--- Data supplied ---

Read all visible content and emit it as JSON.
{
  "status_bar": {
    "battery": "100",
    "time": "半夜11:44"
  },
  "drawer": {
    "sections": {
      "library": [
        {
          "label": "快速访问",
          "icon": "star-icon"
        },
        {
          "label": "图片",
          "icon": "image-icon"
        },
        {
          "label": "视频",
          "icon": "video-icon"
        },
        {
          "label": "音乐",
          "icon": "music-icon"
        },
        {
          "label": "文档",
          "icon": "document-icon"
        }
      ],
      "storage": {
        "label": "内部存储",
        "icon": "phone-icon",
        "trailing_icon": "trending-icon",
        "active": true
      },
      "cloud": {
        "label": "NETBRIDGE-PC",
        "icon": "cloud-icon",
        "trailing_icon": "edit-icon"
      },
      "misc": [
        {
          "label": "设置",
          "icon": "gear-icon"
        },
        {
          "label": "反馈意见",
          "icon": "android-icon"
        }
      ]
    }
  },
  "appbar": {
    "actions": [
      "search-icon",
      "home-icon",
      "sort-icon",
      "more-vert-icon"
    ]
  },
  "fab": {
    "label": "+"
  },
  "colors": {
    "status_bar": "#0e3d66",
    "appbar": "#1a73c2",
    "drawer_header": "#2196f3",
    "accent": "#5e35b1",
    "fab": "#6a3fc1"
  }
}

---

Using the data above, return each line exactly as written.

Read all visible content and emit it as JSON.
{
  "status_bar": {
    "battery": "100",
    "time": "半夜11:44"
  },
  "drawer": {
    "sections": {
      "library": [
        {
          "label": "快速访问",
          "icon": "star-icon"
        },
        {
          "label": "图片",
          "icon": "image-icon"
        },
        {
          "label": "视频",
          "icon": "video-icon"
        },
        {
          "label": "音乐",
          "icon": "music-icon"
        },
        {
          "label": "文档",
          "icon": "document-icon"
        }
      ],
      "storage": {
        "label": "内部存储",
        "icon": "phone-icon",
        "trailing_icon": "trending-icon",
        "active": true
      },
      "cloud": {
        "label": "NETBRIDGE-PC",
        "icon": "cloud-icon",
        "trailing_icon": "edit-icon"
      },
      "misc": [
        {
          "label": "设置",
          "icon": "gear-icon"
        },
        {
          "label": "反馈意见",
          "icon": "android-icon"
        }
      ]
    }
  },
  "appbar": {
    "actions": [
      "search-icon",
      "home-icon",
      "sort-icon",
      "more-vert-icon"
    ]
  },
  "fab": {
    "label": "+"
  },
  "colors": {
    "status_bar": "#0e3d66",
    "appbar": "#1a73c2",
    "drawer_header": "#2196f3",
    "accent": "#5e35b1",
    "fab": "#6a3fc1"
  }
}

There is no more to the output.